Exercise -> Output each record exactly, excluding pictures.

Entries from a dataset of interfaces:
+ + + + +
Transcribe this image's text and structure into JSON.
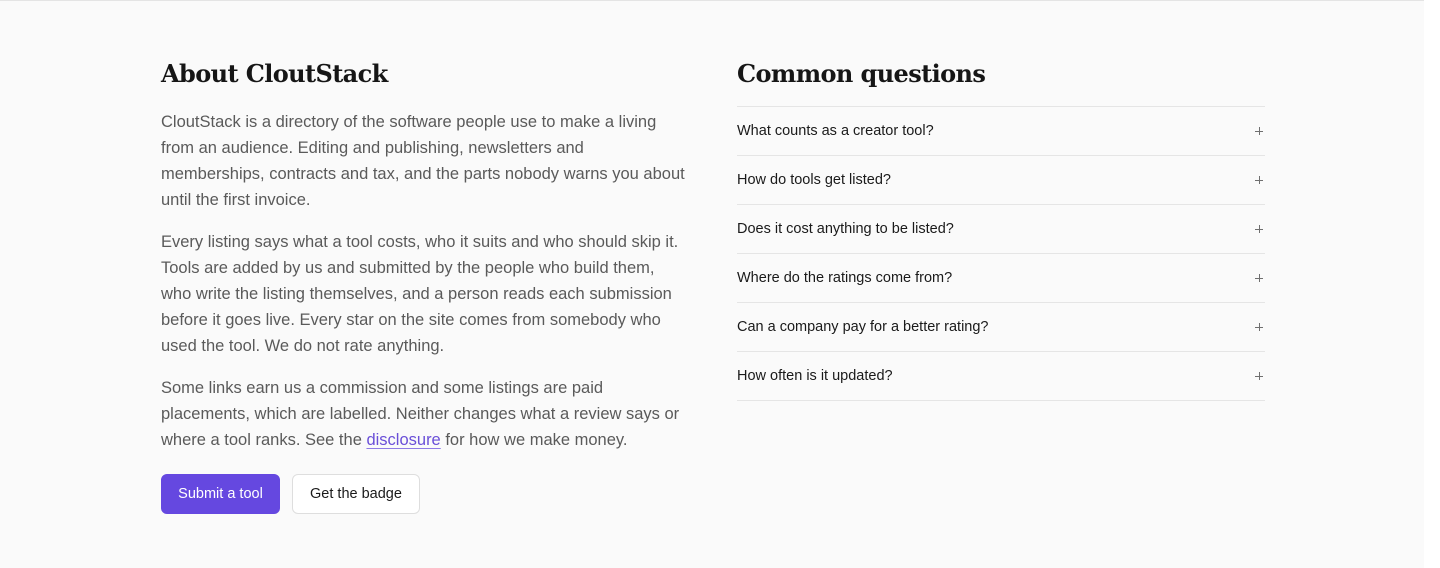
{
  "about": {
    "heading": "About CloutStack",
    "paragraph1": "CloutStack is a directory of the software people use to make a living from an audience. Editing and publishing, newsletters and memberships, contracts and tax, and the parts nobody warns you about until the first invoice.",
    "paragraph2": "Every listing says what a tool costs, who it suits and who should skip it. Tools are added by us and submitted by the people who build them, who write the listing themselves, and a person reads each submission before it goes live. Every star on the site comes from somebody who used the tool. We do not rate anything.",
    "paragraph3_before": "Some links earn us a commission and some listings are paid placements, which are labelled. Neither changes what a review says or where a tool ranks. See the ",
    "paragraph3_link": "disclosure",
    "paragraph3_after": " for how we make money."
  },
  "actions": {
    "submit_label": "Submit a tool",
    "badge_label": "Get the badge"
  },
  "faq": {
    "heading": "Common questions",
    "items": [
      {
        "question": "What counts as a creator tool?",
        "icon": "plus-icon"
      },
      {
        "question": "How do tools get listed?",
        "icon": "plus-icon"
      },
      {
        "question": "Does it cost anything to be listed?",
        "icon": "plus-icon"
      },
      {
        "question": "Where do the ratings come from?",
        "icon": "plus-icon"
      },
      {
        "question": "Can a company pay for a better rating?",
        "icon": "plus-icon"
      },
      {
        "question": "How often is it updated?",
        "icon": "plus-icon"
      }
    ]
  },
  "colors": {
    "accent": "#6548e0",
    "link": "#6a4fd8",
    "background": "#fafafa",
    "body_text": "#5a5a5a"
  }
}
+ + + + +
Completed exercise ->
Transcribe this image's text and structure into JSON.
{
  "about": {
    "heading": "About CloutStack",
    "paragraph1": "CloutStack is a directory of the software people use to make a living from an audience. Editing and publishing, newsletters and memberships, contracts and tax, and the parts nobody warns you about until the first invoice.",
    "paragraph2": "Every listing says what a tool costs, who it suits and who should skip it. Tools are added by us and submitted by the people who build them, who write the listing themselves, and a person reads each submission before it goes live. Every star on the site comes from somebody who used the tool. We do not rate anything.",
    "paragraph3_before": "Some links earn us a commission and some listings are paid placements, which are labelled. Neither changes what a review says or where a tool ranks. See the ",
    "paragraph3_link": "disclosure",
    "paragraph3_after": " for how we make money."
  },
  "actions": {
    "submit_label": "Submit a tool",
    "badge_label": "Get the badge"
  },
  "faq": {
    "heading": "Common questions",
    "items": [
      {
        "question": "What counts as a creator tool?",
        "icon": "plus-icon"
      },
      {
        "question": "How do tools get listed?",
        "icon": "plus-icon"
      },
      {
        "question": "Does it cost anything to be listed?",
        "icon": "plus-icon"
      },
      {
        "question": "Where do the ratings come from?",
        "icon": "plus-icon"
      },
      {
        "question": "Can a company pay for a better rating?",
        "icon": "plus-icon"
      },
      {
        "question": "How often is it updated?",
        "icon": "plus-icon"
      }
    ]
  },
  "colors": {
    "accent": "#6548e0",
    "link": "#6a4fd8",
    "background": "#fafafa",
    "body_text": "#5a5a5a"
  }
}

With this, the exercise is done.